:: Raw data

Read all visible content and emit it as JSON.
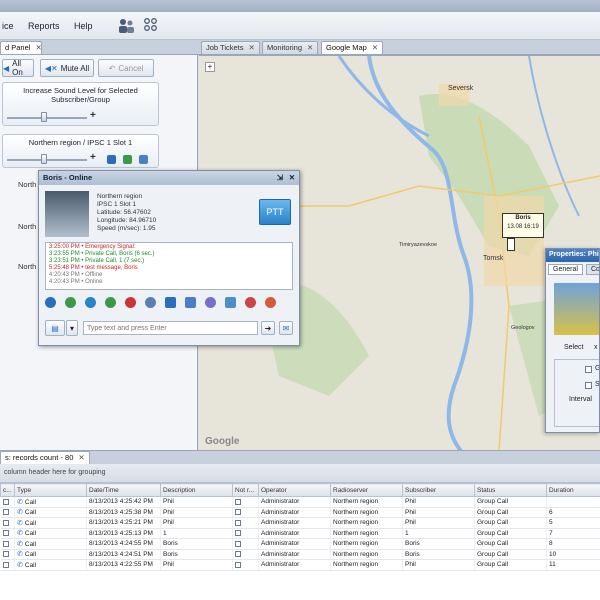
{
  "menu": {
    "items": [
      "ice",
      "Reports",
      "Help"
    ]
  },
  "tabs": {
    "left": "d Panel",
    "job_tickets": "Job Tickets",
    "monitoring": "Monitoring",
    "google_map": "Google Map",
    "close": "✕"
  },
  "control_panel": {
    "all_on": "All On",
    "mute_all": "Mute All",
    "cancel": "Cancel",
    "increase_label": "Increase Sound Level for Selected Subscriber/Group",
    "region_box_label": "Northern region / IPSC 1 Slot 1",
    "partial_labels": [
      "North",
      "North",
      "North"
    ]
  },
  "boris_dialog": {
    "title": "Boris - Online",
    "region": "Northern region",
    "slot": "IPSC 1 Slot 1",
    "latitude": "Latitude: 56.47602",
    "longitude": "Longitude: 84.96710",
    "speed": "Speed (m/sec): 1.95",
    "ptt": "PTT",
    "log": [
      {
        "text": "3:25:00 PM • Emergency Signal: ",
        "color": "#cc2222"
      },
      {
        "text": "3:23:55 PM • Private Call, Boris (6 sec.)",
        "color": "#1a8a2a"
      },
      {
        "text": "3:23:51 PM • Private Call, 1 (7 sec.)",
        "color": "#1a8a2a"
      },
      {
        "text": "5:25:48 PM • test message, Boris",
        "color": "#cc2222"
      },
      {
        "text": "4:20:43 PM • Offline",
        "color": "#777777"
      },
      {
        "text": "4:20:43 PM • Online",
        "color": "#777777"
      }
    ],
    "input_placeholder": "Type text and press Enter"
  },
  "map": {
    "labels": [
      "Seversk",
      "Tomsk",
      "Geologov",
      "Timiryazevskoe",
      "Boris"
    ],
    "marker_name": "Boris",
    "marker_time": "13.08 16:19",
    "watermark": "Google"
  },
  "properties": {
    "title": "Properties: Phil",
    "tab_general": "General",
    "tab_other": "Co",
    "select": "Select",
    "x": "x",
    "g": "G",
    "s": "Sh",
    "interval": "Interval"
  },
  "grid": {
    "tab_title": "s: records count - 80",
    "tab_close": "✕",
    "group_hint": "column header here for grouping",
    "columns": [
      "c...",
      "Type",
      "Date/Time",
      "Description",
      "Not r...",
      "Operator",
      "Radioserver",
      "Subscriber",
      "Status",
      "Duration"
    ],
    "rows": [
      {
        "type": "Call",
        "datetime": "8/13/2013 4:25:42 PM",
        "desc": "Phil",
        "operator": "Administrator",
        "server": "Northern region",
        "subscriber": "Phil",
        "status": "Group Call",
        "duration": ""
      },
      {
        "type": "Call",
        "datetime": "8/13/2013 4:25:38 PM",
        "desc": "Phil",
        "operator": "Administrator",
        "server": "Northern region",
        "subscriber": "Phil",
        "status": "Group Call",
        "duration": "6"
      },
      {
        "type": "Call",
        "datetime": "8/13/2013 4:25:21 PM",
        "desc": "Phil",
        "operator": "Administrator",
        "server": "Northern region",
        "subscriber": "Phil",
        "status": "Group Call",
        "duration": "5"
      },
      {
        "type": "Call",
        "datetime": "8/13/2013 4:25:13 PM",
        "desc": "1",
        "operator": "Administrator",
        "server": "Northern region",
        "subscriber": "1",
        "status": "Group Call",
        "duration": "7"
      },
      {
        "type": "Call",
        "datetime": "8/13/2013 4:24:55 PM",
        "desc": "Boris",
        "operator": "Administrator",
        "server": "Northern region",
        "subscriber": "Boris",
        "status": "Group Call",
        "duration": "8"
      },
      {
        "type": "Call",
        "datetime": "8/13/2013 4:24:51 PM",
        "desc": "Boris",
        "operator": "Administrator",
        "server": "Northern region",
        "subscriber": "Boris",
        "status": "Group Call",
        "duration": "10"
      },
      {
        "type": "Call",
        "datetime": "8/13/2013 4:22:55 PM",
        "desc": "Phil",
        "operator": "Administrator",
        "server": "Northern region",
        "subscriber": "Phil",
        "status": "Group Call",
        "duration": "11"
      }
    ]
  },
  "colors": {
    "accent": "#2a82c9",
    "map_bg": "#e7e4d9",
    "river": "#8fb7e8",
    "forest": "#bcd9a8"
  }
}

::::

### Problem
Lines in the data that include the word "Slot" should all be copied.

### Solution to the exercise
    "region_box_label": "Northern region / IPSC 1 Slot 1",
    "slot": "IPSC 1 Slot 1",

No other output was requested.